Write the data below out in full, exactly as it stands.

- [Dataset content]:
####################

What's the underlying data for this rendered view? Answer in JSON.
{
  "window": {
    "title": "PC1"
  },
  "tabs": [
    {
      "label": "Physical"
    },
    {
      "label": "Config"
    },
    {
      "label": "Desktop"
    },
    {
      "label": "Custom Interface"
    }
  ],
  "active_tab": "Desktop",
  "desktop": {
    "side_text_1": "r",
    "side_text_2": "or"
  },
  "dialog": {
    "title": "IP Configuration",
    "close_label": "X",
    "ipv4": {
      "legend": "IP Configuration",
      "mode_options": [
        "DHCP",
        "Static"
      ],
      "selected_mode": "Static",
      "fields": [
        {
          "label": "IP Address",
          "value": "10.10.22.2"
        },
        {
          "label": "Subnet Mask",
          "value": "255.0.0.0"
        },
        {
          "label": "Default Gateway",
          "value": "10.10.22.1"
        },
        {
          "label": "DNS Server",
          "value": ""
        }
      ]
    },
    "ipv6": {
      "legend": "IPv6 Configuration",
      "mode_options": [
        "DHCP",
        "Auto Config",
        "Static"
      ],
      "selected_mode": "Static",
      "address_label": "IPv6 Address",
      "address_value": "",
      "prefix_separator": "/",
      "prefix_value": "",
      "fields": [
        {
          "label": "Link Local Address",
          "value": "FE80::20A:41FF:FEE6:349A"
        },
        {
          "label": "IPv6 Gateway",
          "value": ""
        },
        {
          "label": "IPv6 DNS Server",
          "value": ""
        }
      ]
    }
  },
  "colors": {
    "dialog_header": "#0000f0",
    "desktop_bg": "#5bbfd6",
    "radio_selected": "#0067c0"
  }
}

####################

- [Exercise output]:
What's the underlying data for this rendered view? Answer in JSON.
{
  "window": {
    "title": "PC1"
  },
  "tabs": [
    {
      "label": "Physical"
    },
    {
      "label": "Config"
    },
    {
      "label": "Desktop"
    },
    {
      "label": "Custom Interface"
    }
  ],
  "active_tab": "Desktop",
  "desktop": {
    "side_text_1": "r",
    "side_text_2": "or"
  },
  "dialog": {
    "title": "IP Configuration",
    "close_label": "X",
    "ipv4": {
      "legend": "IP Configuration",
      "mode_options": [
        "DHCP",
        "Static"
      ],
      "selected_mode": "Static",
      "fields": [
        {
          "label": "IP Address",
          "value": "10.10.22.2"
        },
        {
          "label": "Subnet Mask",
          "value": "255.0.0.0"
        },
        {
          "label": "Default Gateway",
          "value": "10.10.22.1"
        },
        {
          "label": "DNS Server",
          "value": ""
        }
      ]
    },
    "ipv6": {
      "legend": "IPv6 Configuration",
      "mode_options": [
        "DHCP",
        "Auto Config",
        "Static"
      ],
      "selected_mode": "Static",
      "address_label": "IPv6 Address",
      "address_value": "",
      "prefix_separator": "/",
      "prefix_value": "",
      "fields": [
        {
          "label": "Link Local Address",
          "value": "FE80::20A:41FF:FEE6:349A"
        },
        {
          "label": "IPv6 Gateway",
          "value": ""
        },
        {
          "label": "IPv6 DNS Server",
          "value": ""
        }
      ]
    }
  },
  "colors": {
    "dialog_header": "#0000f0",
    "desktop_bg": "#5bbfd6",
    "radio_selected": "#0067c0"
  }
}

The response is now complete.